Dean Baker - Democratic Part and Free TradeThomas Edsall has an interesting piece on the turn to right-wing populists in the United States and elsewhere in recent years. While he connects the turn to the right to economic hardship for the working class, he leaves out an important part of the story. The economic hardship for the working class was actually to a large extent the result of policies supported by the Democratic Party in the United States and social democratic parties across Europe.
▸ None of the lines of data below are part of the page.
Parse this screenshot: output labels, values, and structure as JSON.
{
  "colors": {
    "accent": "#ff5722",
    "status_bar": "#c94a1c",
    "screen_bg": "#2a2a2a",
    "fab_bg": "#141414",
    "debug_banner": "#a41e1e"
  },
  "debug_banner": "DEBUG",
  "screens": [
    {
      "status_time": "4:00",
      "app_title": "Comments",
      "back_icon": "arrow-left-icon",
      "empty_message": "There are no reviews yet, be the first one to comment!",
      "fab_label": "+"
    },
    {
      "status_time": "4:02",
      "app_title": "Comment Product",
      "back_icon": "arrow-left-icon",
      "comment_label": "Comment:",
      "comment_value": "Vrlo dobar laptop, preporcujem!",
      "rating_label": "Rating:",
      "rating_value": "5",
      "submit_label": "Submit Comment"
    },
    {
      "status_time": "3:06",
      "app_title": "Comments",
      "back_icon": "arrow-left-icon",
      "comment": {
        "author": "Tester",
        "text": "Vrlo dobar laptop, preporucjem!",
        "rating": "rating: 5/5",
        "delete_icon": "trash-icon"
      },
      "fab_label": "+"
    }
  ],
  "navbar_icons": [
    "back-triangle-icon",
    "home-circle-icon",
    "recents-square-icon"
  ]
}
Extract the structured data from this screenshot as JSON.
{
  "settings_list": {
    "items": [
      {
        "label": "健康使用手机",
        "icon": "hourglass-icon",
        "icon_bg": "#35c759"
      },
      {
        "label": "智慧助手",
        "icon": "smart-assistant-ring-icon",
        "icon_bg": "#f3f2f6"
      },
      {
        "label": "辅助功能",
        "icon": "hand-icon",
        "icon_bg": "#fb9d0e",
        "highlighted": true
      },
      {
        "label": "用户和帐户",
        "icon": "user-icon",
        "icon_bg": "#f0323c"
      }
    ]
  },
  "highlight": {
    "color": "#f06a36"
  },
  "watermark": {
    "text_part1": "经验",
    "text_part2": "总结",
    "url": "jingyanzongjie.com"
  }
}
In the United States, the Democratic Party supported trade, financial, and intellectual property policies that had the effect of redistributing income upward. In the case of trade, deals like NAFTA and the Trans-Pacific Partnership (TPP), were quite explicitly designed to put US manufacturing workers in direct competition with low-paid workers in the developing world. The predicted and actual outcome of these policies is a loss of manufacturing jobs and downward pressure on the wages of non-college educated workers more generally. This policy was aggravated by the decision of the Clinton administration to push a high dollar policy that caused the trade deficit to explode.

At the same time, the self proclaimed “free traders” in the Democratic Party favored policies that protected doctors, dentists, and lawyers from the same sort of international competition. It’s not surprising that working class voters would not be pleased with a party that was working to take away their jobs and push down their pay, and derided them as stupid “protectionists” for opposing the policies, even while they personally were benefiting from protectionists policies.

In this vein, longer and stronger patent and copyright protections also have the effect of redistributing upward. Similarly, the regulatory policies directed towards the financial industry, including free too big to fail insurance, also have the effect of redistributing upward.

In Europe, the push for needless austerity, which has generally been embraced by social democratic parties, both directly and indirectly hurt the working class. The direct effect shows up in cuts in areas like healthcare, education, and pensions. The indirect effect is high unemployment and lower wages.

For these reasons, it is not surprising working class voters would not be happy with the establishment parties they have traditionally supported even if the right-wing populists may not offer a coherent economic alternative.

—Dean Baker
Democratic Party Policies Actually Hurt the Working Class